*What the task asks*: Filter the records below for the word "JSON". Keep each line that has it.

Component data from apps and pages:
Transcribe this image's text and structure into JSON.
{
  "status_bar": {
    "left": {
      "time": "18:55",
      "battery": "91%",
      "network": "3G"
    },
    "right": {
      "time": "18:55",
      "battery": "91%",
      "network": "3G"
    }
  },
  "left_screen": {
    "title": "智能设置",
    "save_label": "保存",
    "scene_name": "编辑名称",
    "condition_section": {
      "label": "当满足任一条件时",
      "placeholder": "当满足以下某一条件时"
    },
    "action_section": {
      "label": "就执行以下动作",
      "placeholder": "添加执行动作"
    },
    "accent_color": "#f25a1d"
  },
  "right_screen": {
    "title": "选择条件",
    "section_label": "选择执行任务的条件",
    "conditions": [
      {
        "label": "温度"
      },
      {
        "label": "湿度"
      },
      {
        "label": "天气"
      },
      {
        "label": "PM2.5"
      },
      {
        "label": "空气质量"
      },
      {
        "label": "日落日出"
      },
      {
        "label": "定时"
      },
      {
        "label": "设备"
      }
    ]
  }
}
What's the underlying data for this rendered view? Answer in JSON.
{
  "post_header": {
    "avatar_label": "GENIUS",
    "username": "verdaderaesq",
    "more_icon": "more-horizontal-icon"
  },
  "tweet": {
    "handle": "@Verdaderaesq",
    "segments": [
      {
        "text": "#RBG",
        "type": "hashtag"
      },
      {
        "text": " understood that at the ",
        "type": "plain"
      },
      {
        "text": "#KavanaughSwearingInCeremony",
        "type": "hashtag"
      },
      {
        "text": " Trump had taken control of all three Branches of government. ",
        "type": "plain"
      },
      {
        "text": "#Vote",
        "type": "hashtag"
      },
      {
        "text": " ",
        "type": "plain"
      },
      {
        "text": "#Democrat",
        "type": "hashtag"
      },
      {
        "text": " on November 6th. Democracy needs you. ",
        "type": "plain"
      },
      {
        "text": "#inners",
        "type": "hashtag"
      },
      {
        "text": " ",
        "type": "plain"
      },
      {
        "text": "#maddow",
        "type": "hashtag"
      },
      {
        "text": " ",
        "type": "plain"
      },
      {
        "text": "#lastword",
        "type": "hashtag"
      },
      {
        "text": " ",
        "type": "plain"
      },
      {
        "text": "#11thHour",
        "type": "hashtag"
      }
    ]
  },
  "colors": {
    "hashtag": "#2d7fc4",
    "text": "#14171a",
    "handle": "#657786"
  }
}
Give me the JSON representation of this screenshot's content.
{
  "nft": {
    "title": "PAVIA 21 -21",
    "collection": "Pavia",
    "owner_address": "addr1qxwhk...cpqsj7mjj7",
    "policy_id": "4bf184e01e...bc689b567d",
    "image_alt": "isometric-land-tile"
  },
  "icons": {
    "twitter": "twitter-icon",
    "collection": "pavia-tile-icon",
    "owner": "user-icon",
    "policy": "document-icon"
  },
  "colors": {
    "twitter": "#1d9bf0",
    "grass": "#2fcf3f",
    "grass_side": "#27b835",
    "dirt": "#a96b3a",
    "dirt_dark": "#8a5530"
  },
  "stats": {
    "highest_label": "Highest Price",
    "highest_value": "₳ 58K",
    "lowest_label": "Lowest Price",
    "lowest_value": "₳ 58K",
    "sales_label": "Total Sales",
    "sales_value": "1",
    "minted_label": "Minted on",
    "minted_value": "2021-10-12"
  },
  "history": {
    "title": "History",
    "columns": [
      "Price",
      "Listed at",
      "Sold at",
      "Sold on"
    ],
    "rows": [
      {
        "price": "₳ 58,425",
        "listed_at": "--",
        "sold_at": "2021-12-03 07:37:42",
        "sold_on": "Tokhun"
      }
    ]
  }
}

*Reply to the task*:
Transcribe this image's text and structure into JSON.
What's the underlying data for this rendered view? Answer in JSON.
Give me the JSON representation of this screenshot's content.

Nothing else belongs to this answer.